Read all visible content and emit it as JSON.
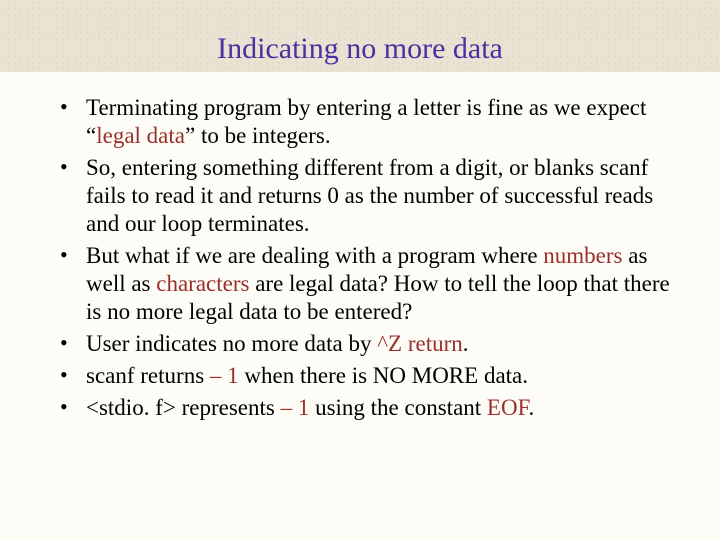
{
  "title": "Indicating no more data",
  "bullets": [
    {
      "pre1": "Terminating program by entering a letter is fine as we expect “",
      "hl1": "legal data",
      "post1": "” to be integers."
    },
    {
      "plain": "So, entering something different from a digit, or blanks scanf fails to read it and returns 0 as the number of successful reads and our loop terminates."
    },
    {
      "pre1": "But what if we are dealing with a program where ",
      "hl1": "numbers",
      "mid1": " as well as ",
      "hl2": "characters",
      "post1": " are legal data? How to tell the loop that there is no more legal data to be entered?"
    },
    {
      "pre1": "User indicates no more data by ",
      "hl1": "^Z return",
      "post1": "."
    },
    {
      "pre1": "scanf returns ",
      "hl1": "– 1",
      "post1": " when there is NO MORE data."
    },
    {
      "pre1": "<stdio. f> represents ",
      "hl1": "– 1",
      "mid1": " using the constant ",
      "hl2": "EOF",
      "post1": "."
    }
  ]
}
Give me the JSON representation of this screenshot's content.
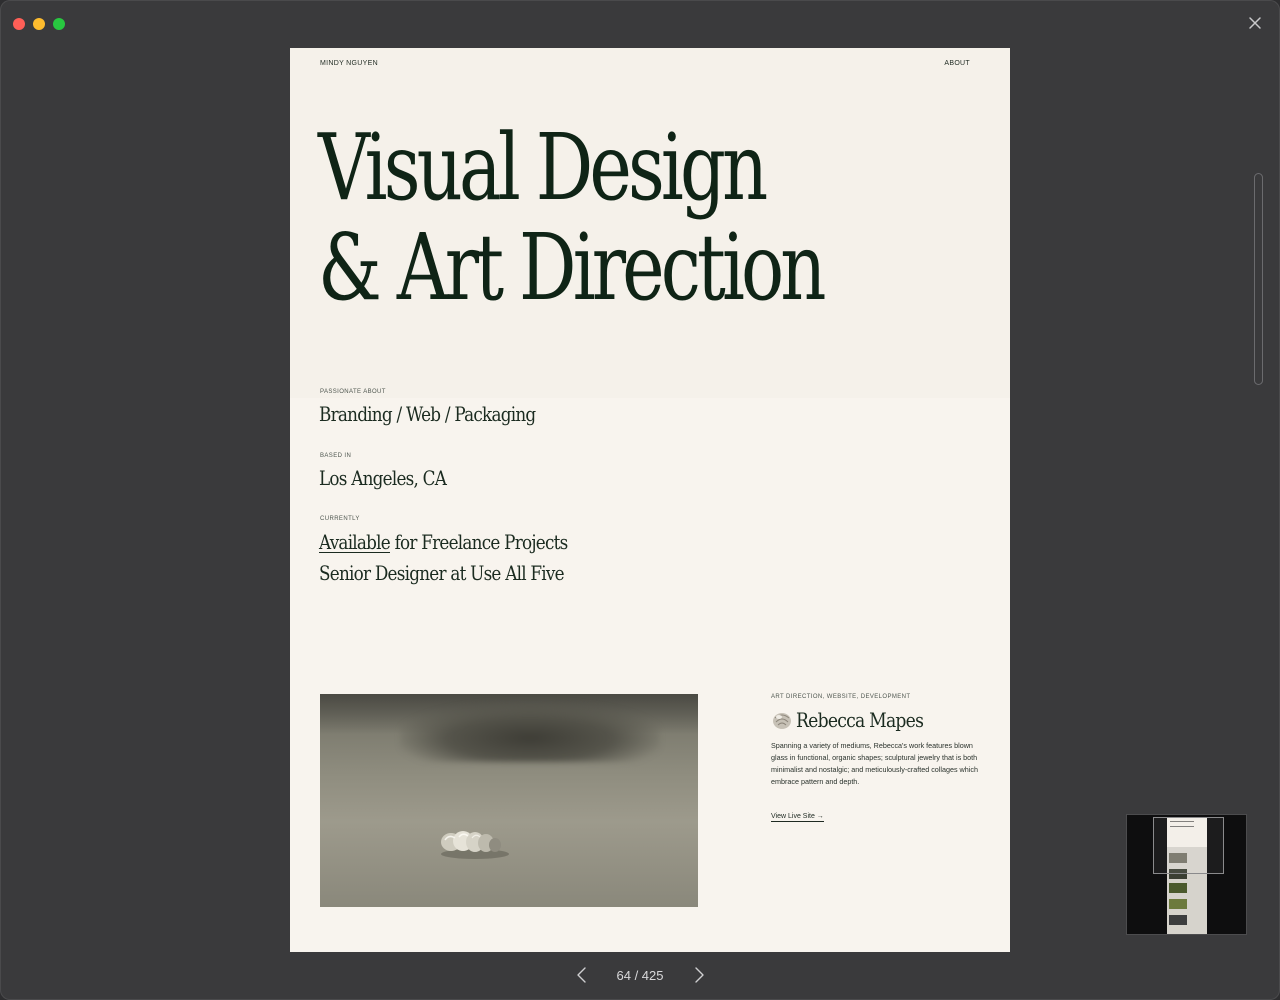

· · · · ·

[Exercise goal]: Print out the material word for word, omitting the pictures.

[Reply to the task]:
Read all visible content and emit it as JSON.
{
  "title": "Indicating no more data",
  "bullets": [
    {
      "pre1": "Terminating program by entering a letter is fine as we expect “",
      "hl1": "legal data",
      "post1": "” to be integers."
    },
    {
      "plain": "So, entering something different from a digit, or blanks scanf fails to read it and returns 0 as the number of successful reads and our loop terminates."
    },
    {
      "pre1": "But what if we are dealing with a program where ",
      "hl1": "numbers",
      "mid1": " as well as ",
      "hl2": "characters",
      "post1": " are legal data? How to tell the loop that there is no more legal data to be entered?"
    },
    {
      "pre1": "User indicates no more data by ",
      "hl1": "^Z return",
      "post1": "."
    },
    {
      "pre1": "scanf returns ",
      "hl1": "– 1",
      "post1": " when there is NO MORE data."
    },
    {
      "pre1": "<stdio. f> represents ",
      "hl1": "– 1",
      "mid1": " using the constant ",
      "hl2": "EOF",
      "post1": "."
    }
  ]
}
Give me the JSON representation of this screenshot's content.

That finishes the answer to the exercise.